Texas Property Tax Law Updates
Exciting Developments in Texas Property Tax Law for Homeowners in 2024!
Recent legislative shifts in the Texas property tax landscape mean bigger benefits for property owners this year! Here's a brief overview of the law updates from the 88th Texas Legislature that could potentially reduce your property tax bill for 2023 and beyond:
Expanded Homestead Exemption
Thanks to Senate Bill 2 (SB2), the standard $40,000 homestead exemption has jumped to an impressive $100,000. This translates to an average savings of $681 in school taxes, according to the Senate Research Center. These new benefits automatically extend to homeowners aged 65 or older and those with disabilities. In the past, they have had to wait for separate amendments to see their benefits. Additionally, local taxing units are barred from altering optional homestead exemptions (from 2022) until after the 2027 tax year.

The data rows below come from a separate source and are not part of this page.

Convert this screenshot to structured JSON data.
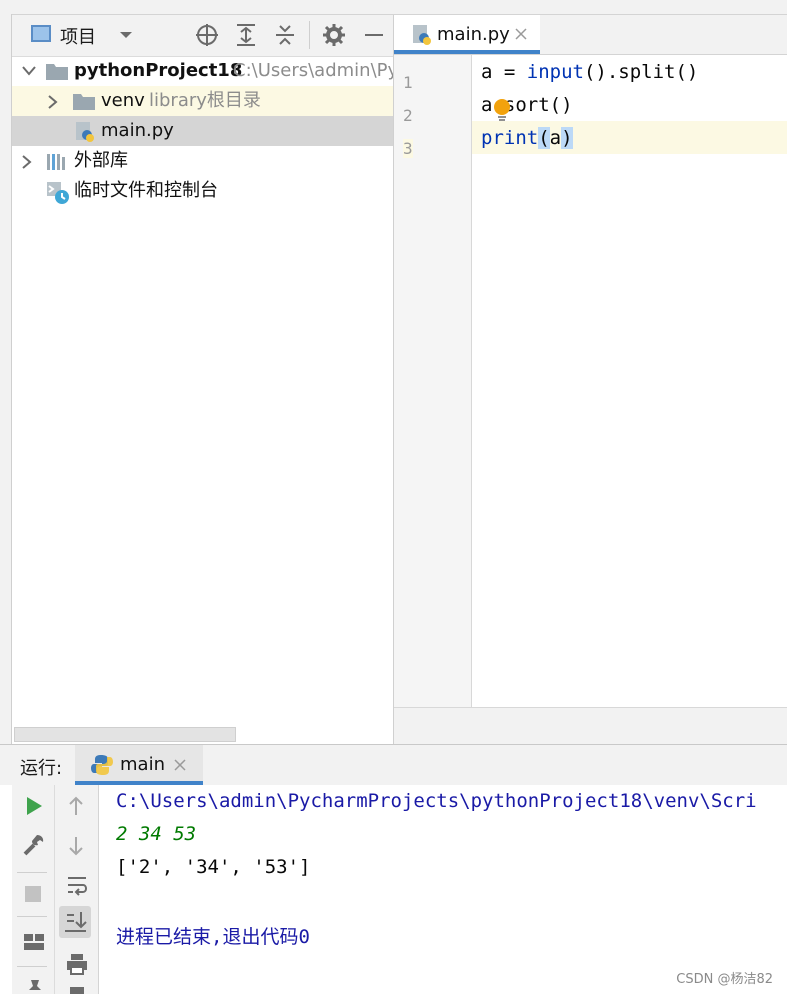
{
  "project_panel": {
    "title": "项目",
    "tree": [
      {
        "label": "pythonProject18",
        "hint": "C:\\Users\\admin\\Py",
        "icon": "folder-icon"
      },
      {
        "label": "venv",
        "hint": "library根目录",
        "icon": "folder-icon"
      },
      {
        "label": "main.py",
        "icon": "python-file-icon"
      },
      {
        "label": "外部库",
        "icon": "library-icon"
      },
      {
        "label": "临时文件和控制台",
        "icon": "scratch-icon"
      }
    ]
  },
  "editor": {
    "tab_label": "main.py",
    "line_numbers": [
      "1",
      "2",
      "3"
    ],
    "line1": {
      "var": "a = ",
      "fn": "input",
      "rest": "().split()"
    },
    "line2": {
      "var": "a",
      "dot": ".",
      "rest": "sort()"
    },
    "line3": {
      "fn": "print",
      "open": "(",
      "arg": "a",
      "close": ")"
    }
  },
  "run": {
    "label": "运行:",
    "tab_label": "main",
    "console": [
      {
        "text": "C:\\Users\\admin\\PycharmProjects\\pythonProject18\\venv\\Scri",
        "color": "#1a1aa6"
      },
      {
        "text": "2 34 53",
        "color": "#007a00"
      },
      {
        "text": "['2', '34', '53']",
        "color": "#080808"
      },
      {
        "text": "进程已结束,退出代码0",
        "color": "#1a1aa6"
      }
    ]
  },
  "watermark": "CSDN @杨洁82"
}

Reduced School Tax Rates
SB2 also introduces a reduction in the maximum school district maintenance and operation (M&O) rates of $0.107 for the 2023-2024 school year. This means you'll pay 10.7 cents less in school taxes for every $100 of your property's value in that tax year.
New Appraisal Caps
The updates from SB2 include an appraisal cap pilot program benefiting non-homestead real property valued at $5 million or less. The program ensures that taxable value increases for these properties are capped at 20% annually until 2026. This should usher in more stability in property assessments.
Other Key Changes to Texas Property Tax Law
The 88th Texas Legislature also introduced other bills to benefit property owners, including HB1228, SB2355, and HB796. These bills expand online access to appraisal info, binding arbitration filing, and protest hearing databases. Appraisal review boards have more accountability with three additional elected members in counties over 75,000 (SB2) and a "clear and convincing evidence" burden of proof in certain Chapter 42 appeals (HB2488).
Homeowners may also use binding arbitration to ensure a fairer protest process by forcing boards to follow their own rules (HB4101). Additionally, HB1285 expands taxpayer liaison officers' roles to handle more property owner complaints, and HB2121 eliminates notarization for BPP renditions valued at $150,000 or less, starting January 1, 2024.
My Taxes Are Still High - What Can I Do?
Property taxes are the largest expense for most property owners. It is likely property taxes will continue to increase for years to come, even with the recent law changes. While the recent law changes will help, it is still best to protest your property value to keep your taxable value in check.
We partnered with a local property tax protest firm, Gill, Denson & Company, to offer our clients and friends a special deal to utilize their service.